__Element data from apps and pages__:
- Opening Delimiter -

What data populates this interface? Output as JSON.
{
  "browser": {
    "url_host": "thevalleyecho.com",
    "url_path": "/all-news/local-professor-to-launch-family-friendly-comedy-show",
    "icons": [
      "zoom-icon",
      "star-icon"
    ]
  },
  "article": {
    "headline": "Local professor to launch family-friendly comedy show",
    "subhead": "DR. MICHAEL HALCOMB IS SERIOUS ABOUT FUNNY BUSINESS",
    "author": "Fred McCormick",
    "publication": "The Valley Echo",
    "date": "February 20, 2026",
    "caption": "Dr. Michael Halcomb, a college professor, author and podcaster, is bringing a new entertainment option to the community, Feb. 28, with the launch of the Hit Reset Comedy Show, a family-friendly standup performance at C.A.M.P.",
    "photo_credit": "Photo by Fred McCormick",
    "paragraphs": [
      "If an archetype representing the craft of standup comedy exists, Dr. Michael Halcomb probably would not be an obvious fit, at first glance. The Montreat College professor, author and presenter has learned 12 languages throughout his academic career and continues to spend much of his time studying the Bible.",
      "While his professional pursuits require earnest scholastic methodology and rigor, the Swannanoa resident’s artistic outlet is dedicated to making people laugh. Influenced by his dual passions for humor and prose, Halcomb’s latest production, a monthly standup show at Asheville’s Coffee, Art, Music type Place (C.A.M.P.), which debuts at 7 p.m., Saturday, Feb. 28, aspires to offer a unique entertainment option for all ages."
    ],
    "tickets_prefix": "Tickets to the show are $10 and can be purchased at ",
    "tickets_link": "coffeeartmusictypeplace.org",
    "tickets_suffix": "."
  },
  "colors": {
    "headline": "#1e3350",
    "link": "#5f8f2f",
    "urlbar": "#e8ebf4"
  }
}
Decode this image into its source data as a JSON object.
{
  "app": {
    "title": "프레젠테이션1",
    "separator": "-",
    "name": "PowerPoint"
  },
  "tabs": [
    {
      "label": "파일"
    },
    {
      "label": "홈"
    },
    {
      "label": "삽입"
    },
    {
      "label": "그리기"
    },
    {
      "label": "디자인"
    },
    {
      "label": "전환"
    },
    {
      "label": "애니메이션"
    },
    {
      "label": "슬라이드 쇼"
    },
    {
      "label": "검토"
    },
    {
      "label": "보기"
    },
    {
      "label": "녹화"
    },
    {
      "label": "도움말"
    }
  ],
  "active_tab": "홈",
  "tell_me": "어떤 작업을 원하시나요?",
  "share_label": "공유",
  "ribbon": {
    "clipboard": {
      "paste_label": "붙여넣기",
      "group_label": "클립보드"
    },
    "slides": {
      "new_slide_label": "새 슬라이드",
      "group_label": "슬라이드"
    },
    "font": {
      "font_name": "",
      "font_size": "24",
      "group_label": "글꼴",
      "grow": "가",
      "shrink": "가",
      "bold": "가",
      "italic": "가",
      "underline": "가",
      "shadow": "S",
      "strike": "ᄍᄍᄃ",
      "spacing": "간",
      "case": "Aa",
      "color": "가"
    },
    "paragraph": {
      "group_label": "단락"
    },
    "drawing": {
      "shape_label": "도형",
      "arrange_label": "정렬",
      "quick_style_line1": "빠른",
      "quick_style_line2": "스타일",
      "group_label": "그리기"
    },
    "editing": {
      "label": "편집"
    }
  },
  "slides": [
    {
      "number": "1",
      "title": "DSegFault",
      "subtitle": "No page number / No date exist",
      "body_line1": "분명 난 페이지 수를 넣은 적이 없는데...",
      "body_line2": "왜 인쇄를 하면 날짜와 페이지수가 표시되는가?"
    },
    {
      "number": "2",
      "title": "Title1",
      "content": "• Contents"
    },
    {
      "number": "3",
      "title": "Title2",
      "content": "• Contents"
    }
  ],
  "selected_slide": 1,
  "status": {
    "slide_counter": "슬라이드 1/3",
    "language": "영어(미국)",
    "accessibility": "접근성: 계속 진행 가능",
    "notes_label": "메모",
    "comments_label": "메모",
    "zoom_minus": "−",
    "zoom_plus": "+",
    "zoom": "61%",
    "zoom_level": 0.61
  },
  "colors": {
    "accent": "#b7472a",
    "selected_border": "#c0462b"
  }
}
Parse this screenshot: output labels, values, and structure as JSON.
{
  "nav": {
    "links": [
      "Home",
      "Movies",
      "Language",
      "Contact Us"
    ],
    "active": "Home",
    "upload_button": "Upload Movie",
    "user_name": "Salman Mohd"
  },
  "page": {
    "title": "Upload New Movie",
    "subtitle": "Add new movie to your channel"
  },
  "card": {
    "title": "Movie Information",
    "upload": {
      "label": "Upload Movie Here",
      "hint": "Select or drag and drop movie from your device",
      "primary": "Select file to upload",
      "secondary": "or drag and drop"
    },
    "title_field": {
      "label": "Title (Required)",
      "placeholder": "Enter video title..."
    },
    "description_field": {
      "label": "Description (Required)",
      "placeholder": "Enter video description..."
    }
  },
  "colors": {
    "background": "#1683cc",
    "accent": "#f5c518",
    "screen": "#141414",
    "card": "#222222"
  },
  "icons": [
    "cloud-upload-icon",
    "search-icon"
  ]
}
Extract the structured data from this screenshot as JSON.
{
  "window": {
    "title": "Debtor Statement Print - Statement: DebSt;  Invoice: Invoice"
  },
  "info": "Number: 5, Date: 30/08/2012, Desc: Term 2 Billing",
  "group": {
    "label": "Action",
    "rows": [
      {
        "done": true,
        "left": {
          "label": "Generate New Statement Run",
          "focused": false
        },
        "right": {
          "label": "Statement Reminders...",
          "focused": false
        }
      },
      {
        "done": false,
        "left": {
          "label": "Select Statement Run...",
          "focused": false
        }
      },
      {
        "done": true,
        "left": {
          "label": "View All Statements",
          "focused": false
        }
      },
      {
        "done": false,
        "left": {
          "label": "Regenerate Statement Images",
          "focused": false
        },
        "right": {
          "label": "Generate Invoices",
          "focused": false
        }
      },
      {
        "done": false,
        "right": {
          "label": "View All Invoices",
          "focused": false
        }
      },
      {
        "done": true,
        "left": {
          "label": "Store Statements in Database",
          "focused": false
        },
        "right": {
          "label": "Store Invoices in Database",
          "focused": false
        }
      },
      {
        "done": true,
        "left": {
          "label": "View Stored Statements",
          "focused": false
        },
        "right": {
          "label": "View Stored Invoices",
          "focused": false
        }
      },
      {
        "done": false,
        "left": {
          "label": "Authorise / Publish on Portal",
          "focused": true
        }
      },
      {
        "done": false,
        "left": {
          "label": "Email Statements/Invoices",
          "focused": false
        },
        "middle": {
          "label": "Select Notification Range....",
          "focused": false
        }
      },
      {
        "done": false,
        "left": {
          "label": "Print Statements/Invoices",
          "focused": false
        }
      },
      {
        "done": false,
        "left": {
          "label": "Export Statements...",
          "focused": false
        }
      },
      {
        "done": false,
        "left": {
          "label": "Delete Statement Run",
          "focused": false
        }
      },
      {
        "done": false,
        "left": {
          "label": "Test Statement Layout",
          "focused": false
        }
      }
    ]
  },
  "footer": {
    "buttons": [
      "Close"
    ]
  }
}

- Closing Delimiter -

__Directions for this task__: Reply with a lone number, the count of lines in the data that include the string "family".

__Task result__: 3